Van Diepen S, et al. Predicting cardiovascular intensive care unit readmission after cardiac surgery: derivation and validation of the Alberta provincial project for outcomes assessment in coronary heart disease (APPROACH) cardiovascular intensive care unit clinical prediction model from a registry cohort of 10,799 surgical cases. Crit Care. 2014;18:651.
Vigano L, et al. Liver resection in obese patients: results of a case-control study. HPB (Oxford). 2011;13:103–11.
von Elm E, et al. The strengthening the reporting of observational studies in epidemiology (STROBE) statement: guidelines for reporting observational studies. J Clin Epidemiol. 2008;61:344–9.

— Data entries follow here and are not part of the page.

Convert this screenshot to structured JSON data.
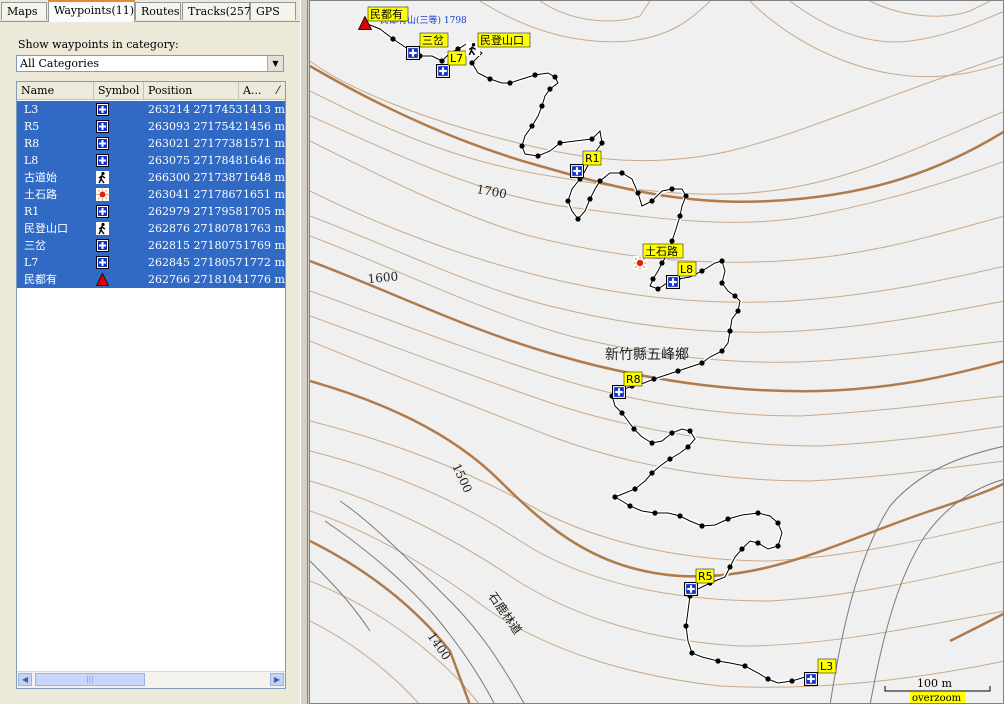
{
  "tabs": [
    {
      "label": "Maps",
      "active": false
    },
    {
      "label": "Waypoints(11)",
      "active": true
    },
    {
      "label": "Routes",
      "active": false
    },
    {
      "label": "Tracks(257)",
      "active": false
    },
    {
      "label": "GPS",
      "active": false
    }
  ],
  "category": {
    "label": "Show waypoints in category:",
    "selected": "All Categories"
  },
  "columns": [
    "Name",
    "Symbol",
    "Position",
    "A..."
  ],
  "waypoints": [
    {
      "name": "L3",
      "symbol": "blue-cross-icon",
      "position": "263214 2717453",
      "alt": "1413 m"
    },
    {
      "name": "R5",
      "symbol": "blue-cross-icon",
      "position": "263093 2717542",
      "alt": "1456 m"
    },
    {
      "name": "R8",
      "symbol": "blue-cross-icon",
      "position": "263021 2717738",
      "alt": "1571 m"
    },
    {
      "name": "L8",
      "symbol": "blue-cross-icon",
      "position": "263075 2717848",
      "alt": "1646 m"
    },
    {
      "name": "古道始",
      "symbol": "hiker-icon",
      "position": "266300 2717387",
      "alt": "1648 m"
    },
    {
      "name": "土石路",
      "symbol": "sun-icon",
      "position": "263041 2717867",
      "alt": "1651 m"
    },
    {
      "name": "R1",
      "symbol": "blue-cross-icon",
      "position": "262979 2717958",
      "alt": "1705 m"
    },
    {
      "name": "民登山口",
      "symbol": "hiker-icon",
      "position": "262876 2718078",
      "alt": "1763 m"
    },
    {
      "name": "三岔",
      "symbol": "blue-cross-icon",
      "position": "262815 2718075",
      "alt": "1769 m"
    },
    {
      "name": "L7",
      "symbol": "blue-cross-icon",
      "position": "262845 2718057",
      "alt": "1772 m"
    },
    {
      "name": "民都有",
      "symbol": "red-triangle-icon",
      "position": "262766 2718104",
      "alt": "1776 m"
    }
  ],
  "map": {
    "contour_labels": [
      "1700",
      "1600",
      "1500",
      "1400"
    ],
    "place_label": "新竹縣五峰鄉",
    "road_label": "石鹿林道",
    "summit_note": "民都有山(三等) 1798",
    "scale_text": "100 m",
    "overzoom_text": "overzoom",
    "colors": {
      "contour": "#c9a98a",
      "index_contour": "#b07a4a",
      "road": "#7a7a7a",
      "track": "#000000",
      "label_bg": "#ffff00"
    }
  }
}
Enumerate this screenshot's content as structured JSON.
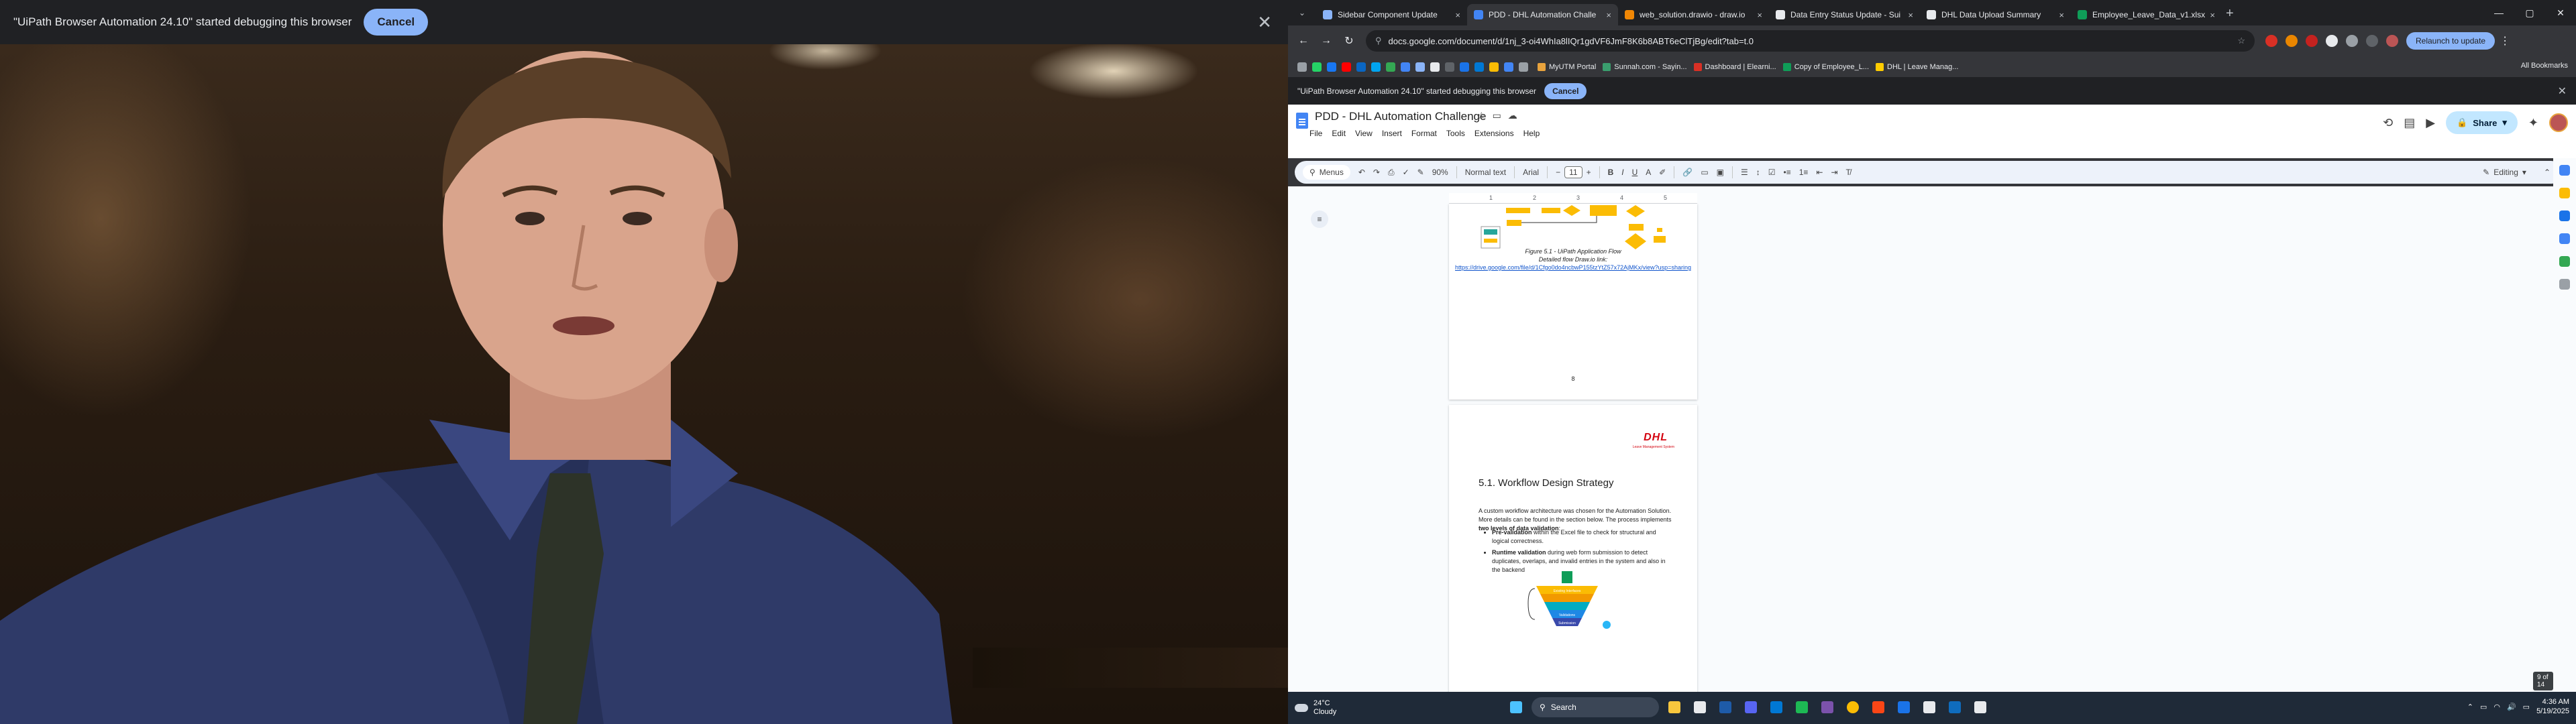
{
  "left_debug_bar": {
    "message": "\"UiPath Browser Automation 24.10\" started debugging this browser",
    "cancel_label": "Cancel",
    "close_label": "✕"
  },
  "tabs": [
    {
      "label": "Sidebar Component Update",
      "color": "#8ab4f8",
      "active": false
    },
    {
      "label": "PDD - DHL Automation Challe",
      "color": "#4285f4",
      "active": true
    },
    {
      "label": "web_solution.drawio - draw.io",
      "color": "#f08705",
      "active": false
    },
    {
      "label": "Data Entry Status Update - Sui",
      "color": "#e8eaed",
      "active": false
    },
    {
      "label": "DHL Data Upload Summary",
      "color": "#e8eaed",
      "active": false
    },
    {
      "label": "Employee_Leave_Data_v1.xlsx",
      "color": "#0f9d58",
      "active": false
    }
  ],
  "tab_close": "×",
  "window_controls": {
    "minimize": "—",
    "maximize": "▢",
    "close": "✕"
  },
  "address_bar": {
    "url": "docs.google.com/document/d/1nj_3-oi4WhIa8lIQr1gdVF6JmF8K6b8ABT6eClTjBg/edit?tab=t.0"
  },
  "relaunch_label": "Relaunch to update",
  "bookmarks": [
    {
      "label": "MyUTM Portal",
      "color": "#e8a33d"
    },
    {
      "label": "Sunnah.com - Sayin...",
      "color": "#3a9e6e"
    },
    {
      "label": "Dashboard | Elearni...",
      "color": "#d93025"
    },
    {
      "label": "Copy of Employee_L...",
      "color": "#0f9d58"
    },
    {
      "label": "DHL | Leave Manag...",
      "color": "#ffcc00"
    }
  ],
  "all_bookmarks_label": "All Bookmarks",
  "right_debug_bar": {
    "message": "\"UiPath Browser Automation 24.10\" started debugging this browser",
    "cancel_label": "Cancel",
    "close_label": "✕"
  },
  "doc": {
    "title": "PDD - DHL Automation Challenge",
    "menus": [
      "File",
      "Edit",
      "View",
      "Insert",
      "Format",
      "Tools",
      "Extensions",
      "Help"
    ],
    "share_label": "Share"
  },
  "docs_toolbar": {
    "menus_label": "Menus",
    "zoom": "90%",
    "style": "Normal text",
    "font": "Arial",
    "font_size": "11",
    "mode": "Editing"
  },
  "page1": {
    "figure_caption": "Figure 5.1 - UiPath Application Flow",
    "figure_sub": "Detailed flow Draw.io link:",
    "figure_link": "https://drive.google.com/file/d/1Cfgo0do4ncbwP155tzYtZ57x72AjMKx/view?usp=sharing",
    "page_number": "8"
  },
  "page2": {
    "logo_text": "DHL",
    "logo_sub": "Leave Management System",
    "heading": "5.1. Workflow Design Strategy",
    "intro": "A custom workflow architecture was chosen for the Automation Solution. More details can be found in the section below. The process implements",
    "intro_bold": "two levels of data validation",
    "intro_end": ":",
    "bullet1_bold": "Pre-validation",
    "bullet1_rest": " within the Excel file to check for structural and logical correctness.",
    "bullet2_bold": "Runtime validation",
    "bullet2_rest": " during web form submission to detect duplicates, overlaps, and invalid entries in the system and also in the backend",
    "funnel_title": "Existing Interfaces",
    "funnel_levels": [
      "Validations",
      "Submission"
    ]
  },
  "page_counter": "9 of 14",
  "taskbar": {
    "weather_temp": "24°C",
    "weather_desc": "Cloudy",
    "search_label": "Search",
    "time": "4:36 AM",
    "date": "5/19/2025"
  }
}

Wakai T, et al. Surgical outcomes for hepatocellular carcinoma in nonalcoholic fatty liver disease. J. Gastrointest. Surg. 2011;15:1450–8.
Wiggans MG, et al. Renal dysfunction is an independent risk factor for mortality after liver resection and the main determinant of outcome in posthepatectomy liver failure. HPB Surg. 2013;2013:875367.
Wiggans MG, et al. The interaction between diabetes, body mass index, hepatic Steatosis, and risk of liver resection: insulin dependent diabetes is the greatest risk for major complications. HPB Surg. 2014;2014:586159.
Availability of data and materials
Data is securely held within Plymouth NHS Trust. Use of this data would need to be approved by Plymouth NHS Trust.
Ethics approval and consent to participate
Confirmation was obtained from the South-West Health Research Authority that Research Ethics Committee review was not required because patient data were collected prospectively as a normal part of hospital care, and all data were anonymised.
Consent for publication
The authors declare that they have no competing interests.
Springer Nature remains neutral with regard to jurisdictional claims in published maps and institutional affiliations.
About this article
Cite this article
Ulyett, S., Shahtahmassebi, G., Aroori, S. et al. Comparison of risk-scoring systems in the prediction of outcome after liver resection. Perioper Med 6, 22 (2017). https://doi.org/10.1186/s13741-017-0073-4